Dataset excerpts
####################
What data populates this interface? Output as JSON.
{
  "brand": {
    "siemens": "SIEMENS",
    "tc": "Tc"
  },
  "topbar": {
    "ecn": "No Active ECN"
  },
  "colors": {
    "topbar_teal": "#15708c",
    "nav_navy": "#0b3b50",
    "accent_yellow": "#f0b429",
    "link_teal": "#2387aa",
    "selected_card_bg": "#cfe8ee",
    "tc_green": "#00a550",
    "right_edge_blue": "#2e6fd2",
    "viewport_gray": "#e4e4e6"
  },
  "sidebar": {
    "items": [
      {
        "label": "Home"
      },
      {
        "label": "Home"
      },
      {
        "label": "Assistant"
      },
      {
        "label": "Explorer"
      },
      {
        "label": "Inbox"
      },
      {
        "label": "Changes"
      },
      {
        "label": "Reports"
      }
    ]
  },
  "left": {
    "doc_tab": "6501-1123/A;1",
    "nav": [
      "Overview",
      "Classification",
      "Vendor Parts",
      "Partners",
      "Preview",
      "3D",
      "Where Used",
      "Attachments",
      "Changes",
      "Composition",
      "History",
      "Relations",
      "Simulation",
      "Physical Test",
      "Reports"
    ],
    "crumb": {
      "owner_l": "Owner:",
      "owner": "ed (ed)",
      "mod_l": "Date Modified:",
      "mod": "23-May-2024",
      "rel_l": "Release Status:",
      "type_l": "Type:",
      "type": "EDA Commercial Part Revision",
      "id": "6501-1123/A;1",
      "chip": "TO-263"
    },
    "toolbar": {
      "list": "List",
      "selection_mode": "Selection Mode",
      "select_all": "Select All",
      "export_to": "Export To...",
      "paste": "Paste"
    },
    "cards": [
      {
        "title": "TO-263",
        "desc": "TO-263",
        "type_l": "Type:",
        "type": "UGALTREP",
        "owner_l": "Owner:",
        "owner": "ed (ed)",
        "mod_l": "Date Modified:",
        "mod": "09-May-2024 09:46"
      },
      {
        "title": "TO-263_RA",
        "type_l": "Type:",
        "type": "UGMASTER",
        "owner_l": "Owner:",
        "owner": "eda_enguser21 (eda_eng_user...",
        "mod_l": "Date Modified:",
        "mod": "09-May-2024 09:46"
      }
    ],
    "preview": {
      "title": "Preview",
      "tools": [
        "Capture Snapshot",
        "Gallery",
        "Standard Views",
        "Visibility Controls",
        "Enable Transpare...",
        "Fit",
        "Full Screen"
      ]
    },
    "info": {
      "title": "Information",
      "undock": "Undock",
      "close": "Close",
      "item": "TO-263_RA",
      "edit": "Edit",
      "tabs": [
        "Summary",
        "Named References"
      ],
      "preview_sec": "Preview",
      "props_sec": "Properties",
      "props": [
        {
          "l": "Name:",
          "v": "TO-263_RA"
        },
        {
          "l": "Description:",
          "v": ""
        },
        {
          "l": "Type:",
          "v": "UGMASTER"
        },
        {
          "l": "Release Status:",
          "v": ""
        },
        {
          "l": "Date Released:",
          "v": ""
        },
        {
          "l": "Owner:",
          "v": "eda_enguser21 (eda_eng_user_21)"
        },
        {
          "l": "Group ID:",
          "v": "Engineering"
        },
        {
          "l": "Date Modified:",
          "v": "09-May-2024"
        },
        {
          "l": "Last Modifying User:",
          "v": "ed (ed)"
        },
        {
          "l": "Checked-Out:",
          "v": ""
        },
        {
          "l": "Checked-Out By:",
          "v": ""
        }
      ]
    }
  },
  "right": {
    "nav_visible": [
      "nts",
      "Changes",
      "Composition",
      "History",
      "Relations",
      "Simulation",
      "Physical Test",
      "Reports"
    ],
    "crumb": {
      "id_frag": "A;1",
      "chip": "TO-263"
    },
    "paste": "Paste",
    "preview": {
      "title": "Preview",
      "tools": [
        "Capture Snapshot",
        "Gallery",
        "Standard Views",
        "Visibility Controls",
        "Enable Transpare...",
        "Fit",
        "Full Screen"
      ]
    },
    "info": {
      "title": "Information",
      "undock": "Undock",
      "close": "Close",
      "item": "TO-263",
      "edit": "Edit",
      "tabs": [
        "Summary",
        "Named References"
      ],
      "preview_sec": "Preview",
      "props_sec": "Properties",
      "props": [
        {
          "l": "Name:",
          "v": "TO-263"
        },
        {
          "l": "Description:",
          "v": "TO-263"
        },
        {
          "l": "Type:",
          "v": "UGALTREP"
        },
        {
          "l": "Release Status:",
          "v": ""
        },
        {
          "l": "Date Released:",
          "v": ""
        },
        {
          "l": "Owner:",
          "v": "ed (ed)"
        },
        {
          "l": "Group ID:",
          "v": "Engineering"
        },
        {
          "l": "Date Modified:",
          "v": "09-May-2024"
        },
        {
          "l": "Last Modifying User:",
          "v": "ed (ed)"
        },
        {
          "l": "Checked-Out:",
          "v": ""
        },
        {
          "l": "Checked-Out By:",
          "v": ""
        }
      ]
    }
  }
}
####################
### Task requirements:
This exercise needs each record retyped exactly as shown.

### Your response:
What data populates this interface? Output as JSON.
{
  "brand": {
    "siemens": "SIEMENS",
    "tc": "Tc"
  },
  "topbar": {
    "ecn": "No Active ECN"
  },
  "colors": {
    "topbar_teal": "#15708c",
    "nav_navy": "#0b3b50",
    "accent_yellow": "#f0b429",
    "link_teal": "#2387aa",
    "selected_card_bg": "#cfe8ee",
    "tc_green": "#00a550",
    "right_edge_blue": "#2e6fd2",
    "viewport_gray": "#e4e4e6"
  },
  "sidebar": {
    "items": [
      {
        "label": "Home"
      },
      {
        "label": "Home"
      },
      {
        "label": "Assistant"
      },
      {
        "label": "Explorer"
      },
      {
        "label": "Inbox"
      },
      {
        "label": "Changes"
      },
      {
        "label": "Reports"
      }
    ]
  },
  "left": {
    "doc_tab": "6501-1123/A;1",
    "nav": [
      "Overview",
      "Classification",
      "Vendor Parts",
      "Partners",
      "Preview",
      "3D",
      "Where Used",
      "Attachments",
      "Changes",
      "Composition",
      "History",
      "Relations",
      "Simulation",
      "Physical Test",
      "Reports"
    ],
    "crumb": {
      "owner_l": "Owner:",
      "owner": "ed (ed)",
      "mod_l": "Date Modified:",
      "mod": "23-May-2024",
      "rel_l": "Release Status:",
      "type_l": "Type:",
      "type": "EDA Commercial Part Revision",
      "id": "6501-1123/A;1",
      "chip": "TO-263"
    },
    "toolbar": {
      "list": "List",
      "selection_mode": "Selection Mode",
      "select_all": "Select All",
      "export_to": "Export To...",
      "paste": "Paste"
    },
    "cards": [
      {
        "title": "TO-263",
        "desc": "TO-263",
        "type_l": "Type:",
        "type": "UGALTREP",
        "owner_l": "Owner:",
        "owner": "ed (ed)",
        "mod_l": "Date Modified:",
        "mod": "09-May-2024 09:46"
      },
      {
        "title": "TO-263_RA",
        "type_l": "Type:",
        "type": "UGMASTER",
        "owner_l": "Owner:",
        "owner": "eda_enguser21 (eda_eng_user...",
        "mod_l": "Date Modified:",
        "mod": "09-May-2024 09:46"
      }
    ],
    "preview": {
      "title": "Preview",
      "tools": [
        "Capture Snapshot",
        "Gallery",
        "Standard Views",
        "Visibility Controls",
        "Enable Transpare...",
        "Fit",
        "Full Screen"
      ]
    },
    "info": {
      "title": "Information",
      "undock": "Undock",
      "close": "Close",
      "item": "TO-263_RA",
      "edit": "Edit",
      "tabs": [
        "Summary",
        "Named References"
      ],
      "preview_sec": "Preview",
      "props_sec": "Properties",
      "props": [
        {
          "l": "Name:",
          "v": "TO-263_RA"
        },
        {
          "l": "Description:",
          "v": ""
        },
        {
          "l": "Type:",
          "v": "UGMASTER"
        },
        {
          "l": "Release Status:",
          "v": ""
        },
        {
          "l": "Date Released:",
          "v": ""
        },
        {
          "l": "Owner:",
          "v": "eda_enguser21 (eda_eng_user_21)"
        },
        {
          "l": "Group ID:",
          "v": "Engineering"
        },
        {
          "l": "Date Modified:",
          "v": "09-May-2024"
        },
        {
          "l": "Last Modifying User:",
          "v": "ed (ed)"
        },
        {
          "l": "Checked-Out:",
          "v": ""
        },
        {
          "l": "Checked-Out By:",
          "v": ""
        }
      ]
    }
  },
  "right": {
    "nav_visible": [
      "nts",
      "Changes",
      "Composition",
      "History",
      "Relations",
      "Simulation",
      "Physical Test",
      "Reports"
    ],
    "crumb": {
      "id_frag": "A;1",
      "chip": "TO-263"
    },
    "paste": "Paste",
    "preview": {
      "title": "Preview",
      "tools": [
        "Capture Snapshot",
        "Gallery",
        "Standard Views",
        "Visibility Controls",
        "Enable Transpare...",
        "Fit",
        "Full Screen"
      ]
    },
    "info": {
      "title": "Information",
      "undock": "Undock",
      "close": "Close",
      "item": "TO-263",
      "edit": "Edit",
      "tabs": [
        "Summary",
        "Named References"
      ],
      "preview_sec": "Preview",
      "props_sec": "Properties",
      "props": [
        {
          "l": "Name:",
          "v": "TO-263"
        },
        {
          "l": "Description:",
          "v": "TO-263"
        },
        {
          "l": "Type:",
          "v": "UGALTREP"
        },
        {
          "l": "Release Status:",
          "v": ""
        },
        {
          "l": "Date Released:",
          "v": ""
        },
        {
          "l": "Owner:",
          "v": "ed (ed)"
        },
        {
          "l": "Group ID:",
          "v": "Engineering"
        },
        {
          "l": "Date Modified:",
          "v": "09-May-2024"
        },
        {
          "l": "Last Modifying User:",
          "v": "ed (ed)"
        },
        {
          "l": "Checked-Out:",
          "v": ""
        },
        {
          "l": "Checked-Out By:",
          "v": ""
        }
      ]
    }
  }
}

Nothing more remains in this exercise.